Bartiromo: ‘Fiscal Cliff’ Deal? Don’t Count on It
Anchor of CNBC's “Closing Bell” Anchor/Managing Editor of the nationally syndicated “On the Money with Maria Bartiromo”
The Mayans may not be right about the world ending by the end of 2012, but the next month and a half is looking a lot more panic-stricken than celebratory.
The ongoing fight over the "fiscal cliff" may overshadow everything else as we get closer to the new year. Sadly, compromise seems hard to come by, even though the consequences of going over the cliff — hundreds of billions of dollars of spending programs that are set to expire, along with the largest tax increase since World War II for virtually all income levels — was specifically designed to force compromise.
(Read More: What Is the 'Fiscal Cliff'?)
It seems Washington underestimated its own dysfunction.
President Barack Obama has been very clear in his mission and at last check seemed to be digging in on his goal to raise tax rates on only the highest earners. (Read More: Obama: Ending Tax Cuts for Rich Resolves Half of 'Cliff' )
Those earners, of course, are designated by the White House as individuals making an annual salary of $200,000, or couples bringing in $250,000. At his Wednesday news conference, the president made clear he wants to raise their rates and close loopholes. This conflicts with recommendations from his own bi-partisan debt commission, led by former Republican Sen. Alan Simpson and respected Democrat Erskine Bowles, which advocates a simpler tax code with fewer deductions but lower rates. (Read More: Simpson, Bowles to Bring 'Cliff' Debate to 'Impact')
So the market has been nervous over the unknowns of where tax rates will be in 2013, and has sold off since Election Day in anticipation of much higher capital gains and dividend taxes. Much of the discussion over the last few weeks has been about broadening the base of taxpayers by eliminating loopholes and exemptions.
Sources tell me, if done right, this would far exceed the revenues a tax "rate" hike would generate. But even if you do raise rates on top earners and limit deductions, that barely moves the needle on our national debt and deficit. Entitlement spending is the main issue, yet so far there has been no discussion of spending cuts.
(Read More: Farr: Putting Numbers to the 'Fiscal Cliff')
The president has been meeting with labor leaders and CEOs to discuss how to avert the fiscal cliff. Most economists say failure to do so is the surest way to drive the U.S. back into a recession in 2013. Yet we do not appear close to a compromise solution. Republican Speaker John Boehner has said he is open to more tax revenue, but not via higher tax rates. He wants to close loopholes. (Read More: Markets Still Waiting for Breakthrough on 'Fiscal Cliff')
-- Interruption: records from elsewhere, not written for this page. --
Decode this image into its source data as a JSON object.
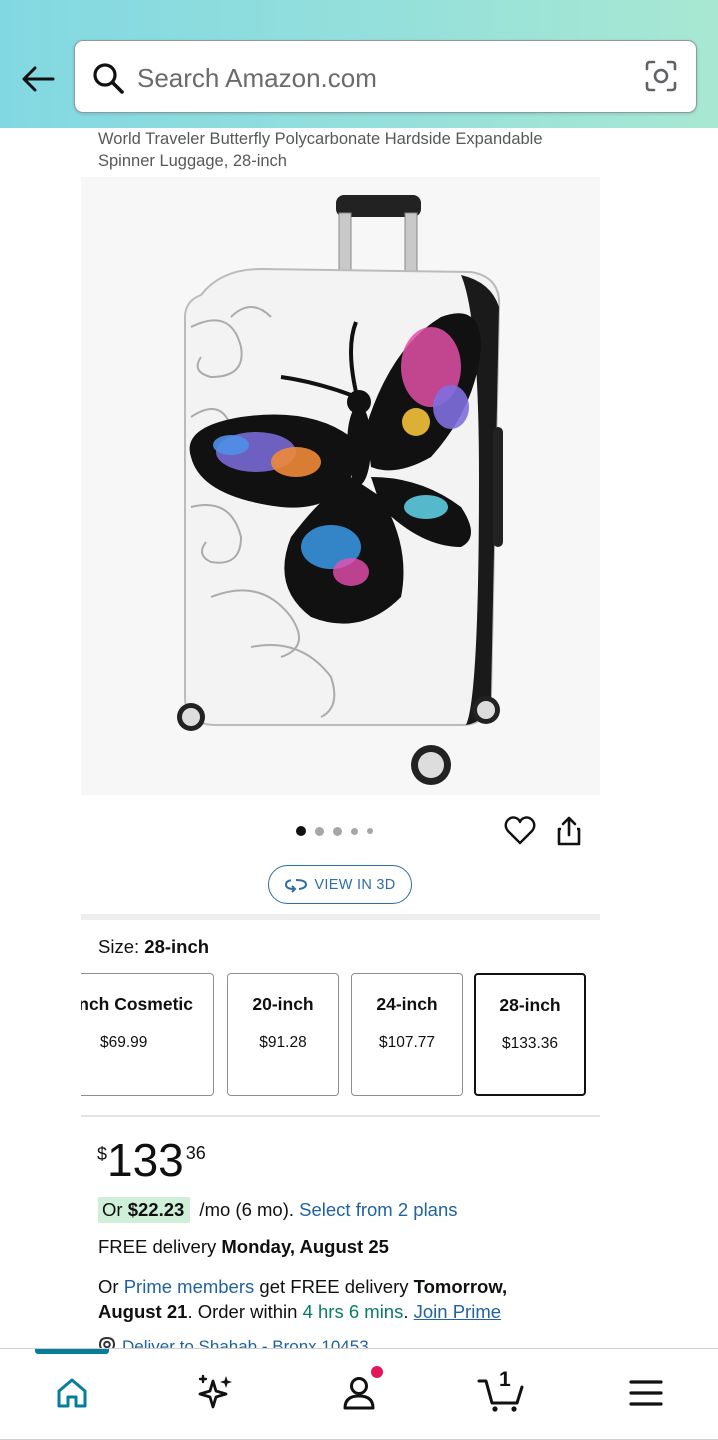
{
  "search": {
    "placeholder": "Search Amazon.com"
  },
  "product": {
    "title": "World Traveler Butterfly Polycarbonate Hardside Expandable Spinner Luggage, 28-inch",
    "image_alt": "White hardside spinner suitcase with a colorful butterfly print",
    "carousel_dots": 5,
    "view_3d_label": "VIEW IN 3D"
  },
  "size": {
    "label": "Size: ",
    "selected": "28-inch",
    "options": [
      {
        "name": "nch Cosmetic",
        "price": "$69.99"
      },
      {
        "name": "20-inch",
        "price": "$91.28"
      },
      {
        "name": "24-inch",
        "price": "$107.77"
      },
      {
        "name": "28-inch",
        "price": "$133.36"
      }
    ]
  },
  "price": {
    "symbol": "$",
    "whole": "133",
    "fraction": "36"
  },
  "installment": {
    "prefix": "Or ",
    "amount": "$22.23",
    "terms": " /mo (6 mo). ",
    "plans_link": "Select from 2 plans"
  },
  "delivery": {
    "free_text": "FREE delivery ",
    "date": "Monday, August 25"
  },
  "prime": {
    "prefix": "Or ",
    "members_link": "Prime members",
    "mid": " get FREE delivery ",
    "fast_date": "Tomorrow, August 21",
    "order_within": ". Order within ",
    "countdown": "4 hrs 6 mins",
    "dot": ". ",
    "join_link": "Join Prime"
  },
  "deliver_to": "Deliver to Shahab - Bronx 10453",
  "cart": {
    "count": "1"
  },
  "colors": {
    "link": "#2162a1",
    "teal": "#067d62",
    "header_gradient_start": "#82d8e2",
    "header_gradient_end": "#a8e8d2",
    "notification_dot": "#e3165b"
  },
  "icons": {
    "back": "back-arrow-icon",
    "search": "search-icon",
    "camera": "camera-lens-icon",
    "wishlist": "heart-icon",
    "share": "share-icon",
    "view3d": "rotate-3d-icon",
    "location": "location-pin-icon",
    "home": "home-icon",
    "ai": "sparkle-icon",
    "account": "person-icon",
    "cart": "cart-icon",
    "menu": "hamburger-menu-icon"
  }
}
The president continues to reiterate what he had been saying throughout the campaign — that he will veto any deal that does not raise rates on upper-income taxpayers. This would take the current federal tax rate of 35 percent to close to 39.6 percent. Now there are reports that President Obama is looking for additional tax revenues of $1.6 trillion over the next decade, or double what he had proposed last year during the painful talks over extending the debt ceiling with Republicans.
That means the president is looking to eliminate many deductions, while also raising tax rates on the highest earners. Meanwhile, his own Simpson-Bowles plan calls for lowering both person and corporate tax rates. The president has campaigned on raising tax rates on the highest earners, which includes small business owners, and he is sticking to it. He has dug in his heels. This is disappointing because, as the stock market is telling us, it makes a deal less likely. What's truly alarming is we are stuck on this petty "tax the rich more" fight, even though we know that revenue would not be enough to make a dent in our massive debt and deficit.
The Republicans haven't been a lot better, but at least they say they are open to higher revenues. We all know it will take real compromise to move the needle on $16 trillion of debt and yearly deficits of more than $1 trillion. This has been a central point of my coverage on CNBC's "Closing Bell" for several months now.
A special edition of Closing Bell, "Rise Above: Investor Summit" on Thursday from the Schwab IMPACT conference in Chicago.
After seeing the press conference Wednesday, and how adamant the president has been about raising rates with no discussion whatsoever about spending cuts, I am fast giving up hope for a compromise. I now believe it is very possible we will go over the fiscal cliff and that will likely lead to a recession in 2013. (Read More: How Will the 'Cliff' Hurt You? Depends What You Earn)
The question is how tough it will be to reverse the damage if Washington takes us over the brink? How long and drawn out will a recession be while our lawmakers fail us? The best we can do as investors is prepare for much higher capital gains and dividend taxes that are surely to come. How much worse it is beyond that will be dictated by how much self-inflicted damage Washington is willing to impose on America's economy.
Let's just say I'm not optimistic.
—By CNBC's Maria Bartiromo; Follow her on Twitter @MariaBartiromo
Tune In: Thursday, Nov. 15, 4 p.m. The two men leading the charge to fix America's debt crisis — Alan Simpson and Erskine Bowles — sit down for an extended conversation with Maria Bartiromo.